═════ Data excerpts

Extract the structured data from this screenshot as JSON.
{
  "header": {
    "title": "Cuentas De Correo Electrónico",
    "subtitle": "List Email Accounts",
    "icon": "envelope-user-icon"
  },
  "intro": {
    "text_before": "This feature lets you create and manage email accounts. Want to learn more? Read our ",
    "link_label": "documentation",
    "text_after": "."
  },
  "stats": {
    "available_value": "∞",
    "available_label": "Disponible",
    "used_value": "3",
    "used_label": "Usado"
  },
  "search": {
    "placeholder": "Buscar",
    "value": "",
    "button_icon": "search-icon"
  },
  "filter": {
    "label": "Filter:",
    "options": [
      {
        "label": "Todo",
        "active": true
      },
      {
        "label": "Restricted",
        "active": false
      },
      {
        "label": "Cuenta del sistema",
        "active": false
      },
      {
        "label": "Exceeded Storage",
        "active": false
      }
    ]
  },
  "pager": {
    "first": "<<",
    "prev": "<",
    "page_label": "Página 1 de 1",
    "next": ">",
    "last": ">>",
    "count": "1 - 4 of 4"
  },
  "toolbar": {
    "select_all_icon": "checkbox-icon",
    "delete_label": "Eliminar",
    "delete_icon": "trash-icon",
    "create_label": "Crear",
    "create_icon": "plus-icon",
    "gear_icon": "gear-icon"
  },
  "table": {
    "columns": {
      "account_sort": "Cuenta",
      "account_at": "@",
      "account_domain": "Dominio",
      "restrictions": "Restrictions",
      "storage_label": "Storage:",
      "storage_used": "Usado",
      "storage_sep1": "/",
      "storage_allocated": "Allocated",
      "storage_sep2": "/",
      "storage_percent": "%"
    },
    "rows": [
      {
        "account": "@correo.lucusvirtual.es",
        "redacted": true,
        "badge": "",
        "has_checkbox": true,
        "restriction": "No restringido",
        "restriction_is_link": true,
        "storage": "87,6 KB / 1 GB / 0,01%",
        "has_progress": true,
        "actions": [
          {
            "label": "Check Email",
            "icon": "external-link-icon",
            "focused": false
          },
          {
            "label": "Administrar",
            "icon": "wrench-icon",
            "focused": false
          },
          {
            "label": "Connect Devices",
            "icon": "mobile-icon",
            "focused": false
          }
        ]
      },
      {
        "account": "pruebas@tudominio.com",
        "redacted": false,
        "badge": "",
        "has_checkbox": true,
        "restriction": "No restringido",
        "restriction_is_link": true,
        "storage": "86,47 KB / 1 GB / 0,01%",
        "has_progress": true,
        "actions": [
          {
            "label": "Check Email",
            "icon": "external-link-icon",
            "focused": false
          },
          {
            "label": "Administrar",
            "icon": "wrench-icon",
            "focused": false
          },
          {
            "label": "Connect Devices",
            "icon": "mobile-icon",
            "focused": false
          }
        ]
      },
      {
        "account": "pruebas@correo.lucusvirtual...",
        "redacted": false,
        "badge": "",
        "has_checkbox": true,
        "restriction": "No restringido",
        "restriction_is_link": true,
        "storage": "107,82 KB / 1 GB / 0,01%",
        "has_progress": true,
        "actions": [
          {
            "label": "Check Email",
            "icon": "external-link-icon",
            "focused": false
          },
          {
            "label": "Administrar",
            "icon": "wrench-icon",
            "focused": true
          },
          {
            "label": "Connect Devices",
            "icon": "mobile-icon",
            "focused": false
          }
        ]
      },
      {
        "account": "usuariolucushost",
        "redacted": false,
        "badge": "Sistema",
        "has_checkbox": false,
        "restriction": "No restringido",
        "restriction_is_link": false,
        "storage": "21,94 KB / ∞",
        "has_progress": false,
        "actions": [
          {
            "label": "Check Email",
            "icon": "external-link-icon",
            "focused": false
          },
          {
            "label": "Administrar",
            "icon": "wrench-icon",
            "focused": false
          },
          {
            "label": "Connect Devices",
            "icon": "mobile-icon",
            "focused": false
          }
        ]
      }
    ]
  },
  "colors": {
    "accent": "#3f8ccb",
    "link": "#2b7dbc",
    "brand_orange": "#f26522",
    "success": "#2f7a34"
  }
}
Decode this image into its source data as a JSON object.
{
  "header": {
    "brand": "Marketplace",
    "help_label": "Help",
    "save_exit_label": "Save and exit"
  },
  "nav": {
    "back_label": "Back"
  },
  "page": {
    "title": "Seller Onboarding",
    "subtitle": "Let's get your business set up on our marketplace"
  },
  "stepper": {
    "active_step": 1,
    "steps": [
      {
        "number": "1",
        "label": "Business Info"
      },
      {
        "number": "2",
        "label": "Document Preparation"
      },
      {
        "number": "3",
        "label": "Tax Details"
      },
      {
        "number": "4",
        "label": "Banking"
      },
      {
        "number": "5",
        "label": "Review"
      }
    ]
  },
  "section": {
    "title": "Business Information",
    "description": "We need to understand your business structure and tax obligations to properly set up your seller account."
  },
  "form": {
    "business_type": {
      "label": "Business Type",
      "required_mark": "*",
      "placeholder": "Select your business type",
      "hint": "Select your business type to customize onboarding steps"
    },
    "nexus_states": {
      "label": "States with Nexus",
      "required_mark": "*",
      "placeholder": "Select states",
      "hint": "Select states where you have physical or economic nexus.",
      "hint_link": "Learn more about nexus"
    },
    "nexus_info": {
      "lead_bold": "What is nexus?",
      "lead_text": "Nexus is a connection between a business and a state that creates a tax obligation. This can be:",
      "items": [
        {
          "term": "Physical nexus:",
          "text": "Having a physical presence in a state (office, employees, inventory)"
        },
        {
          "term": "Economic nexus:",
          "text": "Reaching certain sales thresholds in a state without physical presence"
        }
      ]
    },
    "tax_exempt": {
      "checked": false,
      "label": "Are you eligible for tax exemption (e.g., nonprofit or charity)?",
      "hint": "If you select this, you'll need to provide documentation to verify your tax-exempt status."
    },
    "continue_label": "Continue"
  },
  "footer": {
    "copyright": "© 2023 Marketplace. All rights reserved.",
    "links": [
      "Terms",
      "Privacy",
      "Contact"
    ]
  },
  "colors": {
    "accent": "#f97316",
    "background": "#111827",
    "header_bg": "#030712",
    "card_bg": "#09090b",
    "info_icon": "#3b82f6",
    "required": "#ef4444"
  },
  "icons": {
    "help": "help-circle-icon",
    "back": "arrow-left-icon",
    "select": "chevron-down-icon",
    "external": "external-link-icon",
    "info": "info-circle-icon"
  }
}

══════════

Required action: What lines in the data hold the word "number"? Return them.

Written response:
        "number": "1",
        "number": "2",
        "number": "3",
        "number": "4",
        "number": "5",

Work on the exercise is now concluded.